Sunday, April 26, 2009
Pain killers and stomach problems
NSAIDs, or non-steroidal anti-inflammatory drugs, are commonly used for pain relief in arthritis.
Like most drugs they have some side-effects and precautions. Asthmatics need to be careful as some can exacerbate symptoms but gastric problems seem to be the most common reason people are unable to take these drugs. Anyone with a history of gastric ulcers is unable to take NSAIDs as they can lead to increased bleeding in the stomach.
A new type of drug was developed to help prevent these side effect.
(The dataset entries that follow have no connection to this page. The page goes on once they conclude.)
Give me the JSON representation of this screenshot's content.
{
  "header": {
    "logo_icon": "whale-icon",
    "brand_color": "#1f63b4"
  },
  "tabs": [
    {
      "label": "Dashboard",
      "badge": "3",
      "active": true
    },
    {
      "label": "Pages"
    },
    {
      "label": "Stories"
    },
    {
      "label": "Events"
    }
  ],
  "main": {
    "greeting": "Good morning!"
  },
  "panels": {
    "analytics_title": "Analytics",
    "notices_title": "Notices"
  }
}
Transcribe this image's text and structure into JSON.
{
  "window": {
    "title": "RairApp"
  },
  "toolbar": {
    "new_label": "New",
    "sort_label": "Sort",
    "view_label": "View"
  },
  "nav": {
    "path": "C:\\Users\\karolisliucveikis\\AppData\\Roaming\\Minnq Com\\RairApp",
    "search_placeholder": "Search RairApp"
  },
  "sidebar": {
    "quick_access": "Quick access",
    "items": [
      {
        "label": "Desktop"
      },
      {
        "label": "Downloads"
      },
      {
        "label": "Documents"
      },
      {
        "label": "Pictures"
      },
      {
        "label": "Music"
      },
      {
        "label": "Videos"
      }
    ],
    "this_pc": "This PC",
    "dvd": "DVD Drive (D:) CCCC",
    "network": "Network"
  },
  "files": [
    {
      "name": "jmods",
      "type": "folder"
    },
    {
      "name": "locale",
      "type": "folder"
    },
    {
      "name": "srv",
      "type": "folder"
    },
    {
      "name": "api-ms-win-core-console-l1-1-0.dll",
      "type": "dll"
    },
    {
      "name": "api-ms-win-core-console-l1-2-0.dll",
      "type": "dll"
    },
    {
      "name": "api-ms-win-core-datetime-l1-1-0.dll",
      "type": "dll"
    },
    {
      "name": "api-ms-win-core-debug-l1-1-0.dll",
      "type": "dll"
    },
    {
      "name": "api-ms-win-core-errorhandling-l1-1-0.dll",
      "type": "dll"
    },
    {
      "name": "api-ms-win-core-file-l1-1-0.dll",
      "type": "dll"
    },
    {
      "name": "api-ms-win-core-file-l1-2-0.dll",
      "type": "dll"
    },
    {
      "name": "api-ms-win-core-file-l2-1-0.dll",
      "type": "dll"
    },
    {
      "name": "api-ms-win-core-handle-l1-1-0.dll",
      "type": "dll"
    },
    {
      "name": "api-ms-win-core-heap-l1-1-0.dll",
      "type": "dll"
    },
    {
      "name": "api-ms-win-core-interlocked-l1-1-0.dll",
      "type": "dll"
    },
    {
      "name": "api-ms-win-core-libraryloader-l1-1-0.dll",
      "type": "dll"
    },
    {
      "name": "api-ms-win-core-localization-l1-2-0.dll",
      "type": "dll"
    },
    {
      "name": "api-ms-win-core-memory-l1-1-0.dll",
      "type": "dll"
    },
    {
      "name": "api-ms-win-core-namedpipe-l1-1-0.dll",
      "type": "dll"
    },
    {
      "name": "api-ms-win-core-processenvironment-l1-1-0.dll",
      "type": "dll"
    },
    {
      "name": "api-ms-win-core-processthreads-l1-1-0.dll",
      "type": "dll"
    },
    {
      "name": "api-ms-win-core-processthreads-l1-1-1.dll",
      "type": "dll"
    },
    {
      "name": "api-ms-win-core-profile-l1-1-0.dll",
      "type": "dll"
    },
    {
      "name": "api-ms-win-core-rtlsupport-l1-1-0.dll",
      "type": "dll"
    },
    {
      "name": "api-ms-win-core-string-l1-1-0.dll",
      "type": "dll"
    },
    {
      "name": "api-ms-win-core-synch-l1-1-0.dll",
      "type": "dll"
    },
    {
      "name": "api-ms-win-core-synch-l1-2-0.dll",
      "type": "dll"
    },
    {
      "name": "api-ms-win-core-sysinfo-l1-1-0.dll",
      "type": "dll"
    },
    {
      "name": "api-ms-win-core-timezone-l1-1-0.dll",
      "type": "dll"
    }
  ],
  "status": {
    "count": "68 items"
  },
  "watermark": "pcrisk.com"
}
Called Cox-2-inhibitors, they decreased the risk of gastric problems allowing these drug to be used by people unable to take regular NSAIDs. The new drugs (celecoxib, valdecoxib and rofecoxib) appeared to be a valuable new tool in the control of pain and inflammation in arthritis.
These drugs were immediately successful and marketed under the names Celebrex, Bextra, and Vioxx.
In 2004, Vioxx was voluntarily withdrawn from the market after concerns it increased the risk of heart attack and stroke.
It is still uncertain if this adverse affect is limited to Vioxx or is present with other Cox 2 Inhibitors.
Many people continue to take Celebrex today for its pain relieving properties.
As with all medications the benefits and risks need to be assessed for each individual, so there is no substitute for getting personal advice from your doctor.